The gay students pushing this agenda claim that equality in homecoming festivities is necessary in order to affirm gay students in their lifestyle. Like Mr. Moran, many admit that homecoming is largely a heterosexual ritual--but one they intend to revolutionize.
In recent years, the schools have become battlegrounds in the culture war, but whereas most early battles focused on the curriculum and the content of teaching, extracurricular activities are now often flashpoints of controversy and conflict.
In addition, special emphasis weeks are also pushing new limits, as well as radical agendas. Columnist David Limbaugh reported that Newton North High School in Newtonville, Massachusetts, recently held a "Transgender, Bisexual, Gay and Lesbian Awareness Day" [known as "To BGLAD Day"] in December. Students were encouraged to skip classes in order to attend workshops and special sessions at which speakers would "make students feel good about homosexuality, bisexuality and transgenderism."
According to Limbaugh, parents were not informed about this event in advance, and many were mortified to know that this was an official school activity.
Under the guise of "education," homosexual activists presented programs and activities that featured titles such as this: "Little Theatre: Life Outside the Gender Norm, What Happens When One's Gender Identity Does Not Match Their Sex?" According to the agenda, participants in that session would learn about gay persons' "experiences with gender identity and expression." Others were invited to participate in "Out at the Old Ballgame: Athletes and Coaches Discuss What It's Like to Be GLBT in the Gym, on the Field, and on the Road." Will parents accept this as a legitimate educational program? What about the ideological agenda being force-fed to Newtonville's teenagers?
David Limbaugh pointed to the inconsistency of the cultural left in allowing and sponsoring such blatantly ideological programs. "Can you imagine what would happen if a public school affirmatively endorsed a workshop in which homosexuality was described as sinful?" Limbaugh documented a 2002 case in which a high school student in Ann Arbor, Michigan wasn't even allowed to participate in a discussion on homosexuality because she announced her intention to voice disapproval of homosexual behavior. "We're not talking about the school endorsing her opinion, mind you," Limbaugh insisted, "but just allowing her to speak her mind." The school refused to allow the girl to speak, all in the name of tolerance and diversity, of course.

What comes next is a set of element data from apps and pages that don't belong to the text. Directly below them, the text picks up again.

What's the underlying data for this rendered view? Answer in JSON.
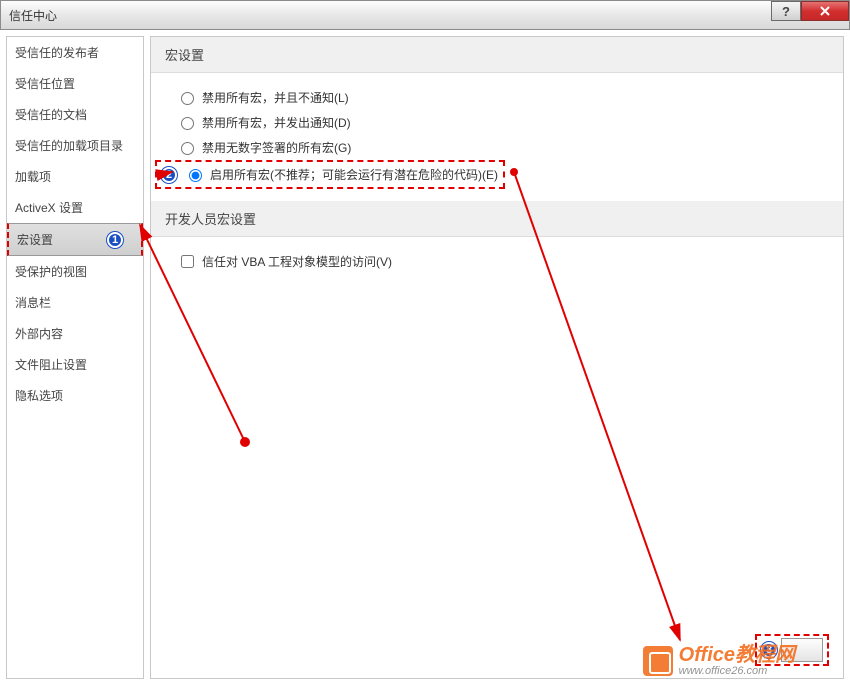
{
  "window": {
    "title": "信任中心"
  },
  "sidebar": {
    "items": [
      {
        "label": "受信任的发布者"
      },
      {
        "label": "受信任位置"
      },
      {
        "label": "受信任的文档"
      },
      {
        "label": "受信任的加载项目录"
      },
      {
        "label": "加载项"
      },
      {
        "label": "ActiveX 设置"
      },
      {
        "label": "宏设置"
      },
      {
        "label": "受保护的视图"
      },
      {
        "label": "消息栏"
      },
      {
        "label": "外部内容"
      },
      {
        "label": "文件阻止设置"
      },
      {
        "label": "隐私选项"
      }
    ],
    "selected_index": 6
  },
  "main": {
    "section1_title": "宏设置",
    "radios": [
      {
        "label": "禁用所有宏，并且不通知(L)"
      },
      {
        "label": "禁用所有宏，并发出通知(D)"
      },
      {
        "label": "禁用无数字签署的所有宏(G)"
      },
      {
        "label": "启用所有宏(不推荐；可能会运行有潜在危险的代码)(E)"
      }
    ],
    "selected_radio": 3,
    "section2_title": "开发人员宏设置",
    "checkbox_label": "信任对 VBA 工程对象模型的访问(V)"
  },
  "annotations": {
    "badge1": "1",
    "badge2": "2",
    "badge3": "3"
  },
  "watermark": {
    "title": "Office教程网",
    "url": "www.office26.com"
  }
}
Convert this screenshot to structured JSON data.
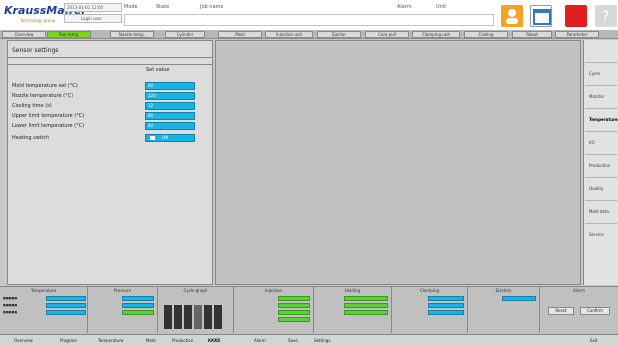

What makes our current reality so frightening is the realization that these are not isolated events and miscellaneous anecdotes taken from the margins of the culture. Stories like these now pop up all across the American landscape, in cities big and small and in both "red" and "blue" states across the nation. America is becoming so desensitized to pornography that we no longer notice its existence along our interstates, in our best selling books, and on our neighbor's iPod. Confusion over sexuality and gender is now so commonplace that gay homecoming "queens" no longer shock.
A culture quickly becomes what it tolerates. These troubling developments should be sufficient to warn us that the unimaginable can quickly become the norm.
R. Albert Mohler, Jr. is president of The Southern Baptist Theological Seminary in Louisville, Kentucky. For more articles and resources by Dr. Mohler, and for information on The Albert Mohler Program, a daily national radio program broadcast on the Salem Radio Network, go to www.albertmohler.com. For information on The Southern Baptist Theological Seminary, go to www.sbts.edu. Send feedback to [email protected].